By contrast, Blue Sky Center aims to give local residents—the majority of them farmworkers—the funds and tools necessary to advance New Cuyama culturally and economically by their own lights, to strengthen bonds neighbor-to-neighbor, and to confront environmental issues like chronic drought and water allocation. “What attracts me here,” says Johnson, “and why I get so fired up and feel so purposeful about our work, is that no matter what, we always prioritize this inclusive stewardship of community building.”

As Blue Sky’s chief grant writer and chief executive, Forinash has become well versed in the challenges of pitching initiatives designed to be organic and evolving. Many donors, especially the larger ones, are used to investing in projects whose outcomes are predetermined and whose deliverables must be specified in advance. “They may say, ‘Fine, I’ll buy those pencils that you need,’ ” Forinash says. “But they won’t pay for the time it takes for a project to get to the next level. They won’t give you continuous money.”

The revitalized New Cuyama airport is arguably Blue Sky’s most powerful asset—raising both the town’s profile and its own among hobbyist pilots. For Forinash, the reclamation effort seemed borderline chimerical in its early stages.

“It was really hard to fund,” he says. “So much needed to be done. Even just getting the weeds down to conform to FAA rules seemed insurmountable.” But since its completion, the airport has become a charitable magnet: aviators accounted for 79 percent of all individual donations to Blue Sky this past fiscal year (disclosure: Alta Journal editor and publisher Will Hearst was among them). “It’s so shiny and brand-new that it’s something people can jump on,” Forinash says. “Because there’s already momentum—right?
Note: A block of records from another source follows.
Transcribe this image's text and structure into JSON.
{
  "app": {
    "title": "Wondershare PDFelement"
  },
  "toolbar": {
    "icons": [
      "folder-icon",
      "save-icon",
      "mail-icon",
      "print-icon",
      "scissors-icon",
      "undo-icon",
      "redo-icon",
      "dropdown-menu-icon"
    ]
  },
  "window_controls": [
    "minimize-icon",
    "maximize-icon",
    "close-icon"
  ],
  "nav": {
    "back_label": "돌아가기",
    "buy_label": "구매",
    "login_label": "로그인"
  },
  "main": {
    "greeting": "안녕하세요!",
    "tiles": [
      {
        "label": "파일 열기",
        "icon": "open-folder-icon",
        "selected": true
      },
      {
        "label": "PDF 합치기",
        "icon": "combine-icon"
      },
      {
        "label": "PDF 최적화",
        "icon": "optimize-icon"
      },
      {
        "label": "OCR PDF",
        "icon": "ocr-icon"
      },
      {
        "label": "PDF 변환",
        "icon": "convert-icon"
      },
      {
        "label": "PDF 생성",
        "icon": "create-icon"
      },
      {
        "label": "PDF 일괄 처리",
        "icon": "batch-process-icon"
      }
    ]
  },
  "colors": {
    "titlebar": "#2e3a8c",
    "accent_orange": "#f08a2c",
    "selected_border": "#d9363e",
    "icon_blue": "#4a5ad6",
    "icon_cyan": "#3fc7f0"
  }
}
It’s easier to get interest and enthusiasm for something that is on the up.”•

Ed Leibowitz wrote about how performance venues were surviving during the pandemic for Alta Journal 15.